If a line in the entries contains the string "this", include that line in your answer.

(Interface dataset entries)
◆ ◆ ◆ ◆

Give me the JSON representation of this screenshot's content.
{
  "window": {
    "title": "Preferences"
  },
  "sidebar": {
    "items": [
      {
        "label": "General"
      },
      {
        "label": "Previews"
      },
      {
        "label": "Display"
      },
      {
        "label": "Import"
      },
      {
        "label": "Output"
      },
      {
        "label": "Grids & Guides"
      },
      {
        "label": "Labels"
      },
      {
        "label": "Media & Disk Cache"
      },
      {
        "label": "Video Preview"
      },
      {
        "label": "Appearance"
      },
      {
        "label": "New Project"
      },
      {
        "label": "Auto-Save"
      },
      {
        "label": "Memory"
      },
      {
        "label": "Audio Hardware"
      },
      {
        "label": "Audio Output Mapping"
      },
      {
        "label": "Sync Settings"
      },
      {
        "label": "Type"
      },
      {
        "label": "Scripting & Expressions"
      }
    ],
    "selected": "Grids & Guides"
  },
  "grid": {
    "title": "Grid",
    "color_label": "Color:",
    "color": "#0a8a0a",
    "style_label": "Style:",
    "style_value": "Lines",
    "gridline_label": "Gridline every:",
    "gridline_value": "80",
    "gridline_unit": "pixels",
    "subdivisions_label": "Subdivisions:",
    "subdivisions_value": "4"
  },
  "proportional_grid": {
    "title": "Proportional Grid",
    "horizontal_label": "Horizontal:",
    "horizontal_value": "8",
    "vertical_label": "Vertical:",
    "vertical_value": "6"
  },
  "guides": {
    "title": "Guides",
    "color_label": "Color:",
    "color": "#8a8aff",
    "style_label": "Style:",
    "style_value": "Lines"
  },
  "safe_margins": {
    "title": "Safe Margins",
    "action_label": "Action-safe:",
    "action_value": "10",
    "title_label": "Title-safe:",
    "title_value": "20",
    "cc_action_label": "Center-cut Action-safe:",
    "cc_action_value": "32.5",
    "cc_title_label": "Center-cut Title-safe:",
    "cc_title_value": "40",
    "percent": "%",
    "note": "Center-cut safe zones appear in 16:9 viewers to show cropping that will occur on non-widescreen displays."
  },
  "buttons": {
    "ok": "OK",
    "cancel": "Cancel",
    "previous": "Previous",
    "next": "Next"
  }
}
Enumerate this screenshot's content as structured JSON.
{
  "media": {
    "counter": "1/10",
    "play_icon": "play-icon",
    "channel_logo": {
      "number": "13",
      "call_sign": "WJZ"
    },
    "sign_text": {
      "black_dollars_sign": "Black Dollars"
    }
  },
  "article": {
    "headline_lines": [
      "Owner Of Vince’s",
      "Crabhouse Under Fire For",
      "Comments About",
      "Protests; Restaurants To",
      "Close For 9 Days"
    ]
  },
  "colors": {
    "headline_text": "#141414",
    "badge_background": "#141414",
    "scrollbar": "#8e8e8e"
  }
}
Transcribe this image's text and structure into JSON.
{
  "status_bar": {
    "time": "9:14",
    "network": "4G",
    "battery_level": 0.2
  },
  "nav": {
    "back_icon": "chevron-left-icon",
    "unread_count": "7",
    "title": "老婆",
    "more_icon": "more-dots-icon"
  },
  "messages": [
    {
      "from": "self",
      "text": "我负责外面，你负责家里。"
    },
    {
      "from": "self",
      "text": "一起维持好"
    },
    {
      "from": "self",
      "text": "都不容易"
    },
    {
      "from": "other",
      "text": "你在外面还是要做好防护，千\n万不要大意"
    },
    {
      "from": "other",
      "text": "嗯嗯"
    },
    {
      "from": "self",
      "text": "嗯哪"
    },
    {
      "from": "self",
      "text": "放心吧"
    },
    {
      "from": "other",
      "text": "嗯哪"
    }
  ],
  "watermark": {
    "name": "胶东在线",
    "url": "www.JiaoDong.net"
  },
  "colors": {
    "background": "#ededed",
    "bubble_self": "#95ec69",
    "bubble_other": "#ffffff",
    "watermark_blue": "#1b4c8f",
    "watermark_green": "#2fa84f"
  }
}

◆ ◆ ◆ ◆

Answer space:
Give me the JSON representation of this screenshot's content.
Enumerate this screenshot's content as structured JSON.
Transcribe this image's text and structure into JSON.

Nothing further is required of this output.